application profile - this includes profiles of executable files such as [1]

 

metadata application profile - profiles that define "a set of metadata

elements, policies, and guidelines defined for a particular application."[2]

 

I suspect that [2] is closer to our charge, but we can debate that.

These are all fine with me,

and I don't have any strong opinion on this.

 

The only strong opinion I have is that a profile,

for the purpose of content negotiation,

is something very generic, independent of DCAT.

Indeed, "application profile" as defined in our charge is independent of

DCAT. Whether it is "very generic" depends of course on what one means

by that.

 

To indicate with an example how generic I want it,

the following would be considered a profile:

    "has a fullName field at the top level with a string as value"

This seems to be more generic than what Dublin Core

defines as an Application Profile, hence "profile".

 

I think it all depends on whether you have the ability to read and

understand such a natural language phrase in a way that is useful within

content negotiation. I have generally assumed that a useful profile

would be some more "machine friendly", such that defining a property (in

the form of an identifier that is unambiguous and a value type that is a

known data type) would be the minimum of utility.

 

The reason for defining this at such a generic level

is so we are able to define profile-based content negotiation

sufficiently broadly, not just for (DCAT) AP.

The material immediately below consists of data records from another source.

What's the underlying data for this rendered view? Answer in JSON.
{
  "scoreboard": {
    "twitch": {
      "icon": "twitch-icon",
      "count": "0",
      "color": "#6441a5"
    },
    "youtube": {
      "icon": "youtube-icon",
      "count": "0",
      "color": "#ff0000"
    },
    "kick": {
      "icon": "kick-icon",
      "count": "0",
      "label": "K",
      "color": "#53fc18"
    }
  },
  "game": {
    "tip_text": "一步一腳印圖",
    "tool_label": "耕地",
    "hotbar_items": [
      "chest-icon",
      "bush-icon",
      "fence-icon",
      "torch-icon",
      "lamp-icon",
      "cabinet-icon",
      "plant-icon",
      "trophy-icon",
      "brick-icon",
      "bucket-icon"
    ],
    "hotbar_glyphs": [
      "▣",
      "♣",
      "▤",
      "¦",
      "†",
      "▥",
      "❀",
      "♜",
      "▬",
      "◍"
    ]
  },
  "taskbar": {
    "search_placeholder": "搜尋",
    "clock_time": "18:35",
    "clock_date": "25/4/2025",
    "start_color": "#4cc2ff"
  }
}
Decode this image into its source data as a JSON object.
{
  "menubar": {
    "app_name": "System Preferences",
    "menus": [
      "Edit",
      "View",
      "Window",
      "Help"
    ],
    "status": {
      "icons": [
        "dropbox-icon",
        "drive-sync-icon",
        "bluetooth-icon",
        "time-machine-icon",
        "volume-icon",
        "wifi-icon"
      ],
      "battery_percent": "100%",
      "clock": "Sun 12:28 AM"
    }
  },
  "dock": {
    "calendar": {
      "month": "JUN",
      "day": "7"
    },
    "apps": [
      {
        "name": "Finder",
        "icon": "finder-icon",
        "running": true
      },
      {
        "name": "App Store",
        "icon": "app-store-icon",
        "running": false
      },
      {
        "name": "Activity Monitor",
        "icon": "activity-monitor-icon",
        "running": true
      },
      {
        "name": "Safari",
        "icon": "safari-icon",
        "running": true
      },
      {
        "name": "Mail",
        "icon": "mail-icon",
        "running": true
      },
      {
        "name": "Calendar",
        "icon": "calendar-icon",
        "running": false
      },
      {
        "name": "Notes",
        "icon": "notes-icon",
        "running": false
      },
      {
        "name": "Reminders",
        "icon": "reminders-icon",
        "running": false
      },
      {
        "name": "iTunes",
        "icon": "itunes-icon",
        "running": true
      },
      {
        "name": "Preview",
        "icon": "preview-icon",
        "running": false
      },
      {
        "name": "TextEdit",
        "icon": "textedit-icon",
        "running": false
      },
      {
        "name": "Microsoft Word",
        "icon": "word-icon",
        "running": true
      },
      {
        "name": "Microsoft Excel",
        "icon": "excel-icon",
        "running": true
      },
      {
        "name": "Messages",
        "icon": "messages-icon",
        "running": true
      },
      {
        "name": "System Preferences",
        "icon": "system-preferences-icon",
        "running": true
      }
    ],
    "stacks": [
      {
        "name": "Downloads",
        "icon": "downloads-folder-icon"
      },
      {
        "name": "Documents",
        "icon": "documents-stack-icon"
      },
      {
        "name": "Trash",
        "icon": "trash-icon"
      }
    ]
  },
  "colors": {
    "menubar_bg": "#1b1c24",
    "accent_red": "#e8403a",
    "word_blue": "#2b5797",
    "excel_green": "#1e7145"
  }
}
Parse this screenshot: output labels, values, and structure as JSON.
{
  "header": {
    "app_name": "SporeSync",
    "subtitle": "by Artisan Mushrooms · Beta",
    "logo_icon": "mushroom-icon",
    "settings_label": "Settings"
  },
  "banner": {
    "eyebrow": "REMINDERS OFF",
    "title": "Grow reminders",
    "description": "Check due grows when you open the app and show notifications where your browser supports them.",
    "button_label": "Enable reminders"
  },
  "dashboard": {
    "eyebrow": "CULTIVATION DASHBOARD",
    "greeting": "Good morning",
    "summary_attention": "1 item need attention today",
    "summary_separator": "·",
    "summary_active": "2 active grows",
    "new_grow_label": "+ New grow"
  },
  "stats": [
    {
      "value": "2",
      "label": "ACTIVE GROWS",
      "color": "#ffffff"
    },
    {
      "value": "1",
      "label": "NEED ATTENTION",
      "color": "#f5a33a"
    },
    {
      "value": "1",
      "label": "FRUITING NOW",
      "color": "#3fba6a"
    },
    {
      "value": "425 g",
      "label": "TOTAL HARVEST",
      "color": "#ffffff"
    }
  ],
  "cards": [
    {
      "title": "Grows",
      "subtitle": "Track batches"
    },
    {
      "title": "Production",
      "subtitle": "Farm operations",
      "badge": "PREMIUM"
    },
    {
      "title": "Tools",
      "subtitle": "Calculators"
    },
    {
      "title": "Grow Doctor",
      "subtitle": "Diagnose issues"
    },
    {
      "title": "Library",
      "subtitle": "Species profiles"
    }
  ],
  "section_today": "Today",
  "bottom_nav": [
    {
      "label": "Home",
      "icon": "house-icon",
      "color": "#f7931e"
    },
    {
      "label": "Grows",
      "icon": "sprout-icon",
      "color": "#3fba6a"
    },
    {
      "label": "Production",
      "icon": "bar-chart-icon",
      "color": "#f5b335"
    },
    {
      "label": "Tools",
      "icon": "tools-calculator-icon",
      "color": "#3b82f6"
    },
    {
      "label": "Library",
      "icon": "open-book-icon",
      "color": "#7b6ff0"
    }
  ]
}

Rest assured that in no way are we charged with defining DCAT APs.

However, calling such a deliverable "profile" would in my opinion be

overly ambiguous, since there is nothing inherent in the term "profile"

to intend that it has anything to do with data processing. I strongly

suggest that we be more specific in our terminology.

 

kc

 

Best,

 

Ruben

 


-- 
Annette Greiner
NERSC Data and Analytics Services
Lawrence Berkeley National Laboratory
Received on Wednesday, 6 December 2017 08:29:34 UTC

This archive was generated by hypermail 2.3.1 : Monday, 29 April 2019 13:44:56 UTC